After finishing a bachelor's degree or becoming a registered nurse, the next step in earning the Certified Midwife or Certified Nurse Midwife title is to take a graduate degree midwife program, explains Study.com. Aspiring midwives may also opt for the Certified Professional Midwife title by completing an accredited program, completing an apprenticeship or gaining adequate experience.
Aspiring midwives who are unable to finish an accredited program should comply with the Portfolio Evaluation Process, or PEP, set by the North American Registry of Midwives to obtain certification, notes Study.com. The process requires candidates to undergo firsthand training under the tutelage of an experienced professional with proper credentials. Candidates must show proof of experience before taking the exam for midwife certification.

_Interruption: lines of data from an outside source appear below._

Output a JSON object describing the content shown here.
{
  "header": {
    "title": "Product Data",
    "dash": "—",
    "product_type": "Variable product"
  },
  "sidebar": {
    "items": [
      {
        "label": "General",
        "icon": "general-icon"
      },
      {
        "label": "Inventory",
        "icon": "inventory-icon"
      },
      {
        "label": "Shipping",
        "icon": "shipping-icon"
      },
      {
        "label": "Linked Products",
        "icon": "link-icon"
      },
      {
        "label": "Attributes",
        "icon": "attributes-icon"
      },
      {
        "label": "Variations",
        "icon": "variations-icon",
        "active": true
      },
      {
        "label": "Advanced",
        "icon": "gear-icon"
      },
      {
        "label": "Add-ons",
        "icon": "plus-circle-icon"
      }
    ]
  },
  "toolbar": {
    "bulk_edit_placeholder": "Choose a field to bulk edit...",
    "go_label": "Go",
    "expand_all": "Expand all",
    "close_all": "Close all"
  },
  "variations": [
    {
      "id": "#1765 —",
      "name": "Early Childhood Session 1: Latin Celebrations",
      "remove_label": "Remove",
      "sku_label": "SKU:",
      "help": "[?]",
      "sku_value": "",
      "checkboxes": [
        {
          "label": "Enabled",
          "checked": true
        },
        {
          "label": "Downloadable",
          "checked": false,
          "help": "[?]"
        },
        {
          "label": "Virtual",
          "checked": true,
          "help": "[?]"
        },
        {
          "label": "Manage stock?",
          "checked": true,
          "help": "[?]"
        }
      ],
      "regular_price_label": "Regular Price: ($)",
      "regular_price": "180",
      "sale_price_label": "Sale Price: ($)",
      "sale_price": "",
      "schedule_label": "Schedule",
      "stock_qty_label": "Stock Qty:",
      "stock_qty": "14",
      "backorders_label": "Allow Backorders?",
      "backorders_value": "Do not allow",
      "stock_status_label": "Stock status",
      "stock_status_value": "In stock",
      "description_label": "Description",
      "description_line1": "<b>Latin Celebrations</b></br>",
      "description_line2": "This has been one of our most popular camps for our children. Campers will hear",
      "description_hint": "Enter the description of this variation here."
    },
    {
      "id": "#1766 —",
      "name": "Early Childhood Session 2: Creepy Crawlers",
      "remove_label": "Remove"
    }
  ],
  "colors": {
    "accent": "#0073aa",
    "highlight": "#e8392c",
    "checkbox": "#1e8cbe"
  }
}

Certified midwives should renew their certifications by completing continuing education or retaking the certification test, reports Study.com. Certified Nurse Midwives and Certified Midwives should join the five-year certificate maintenance program supervised by the American Midwifery Certification Board, while Certified Professional Midwives should complete a three-year program.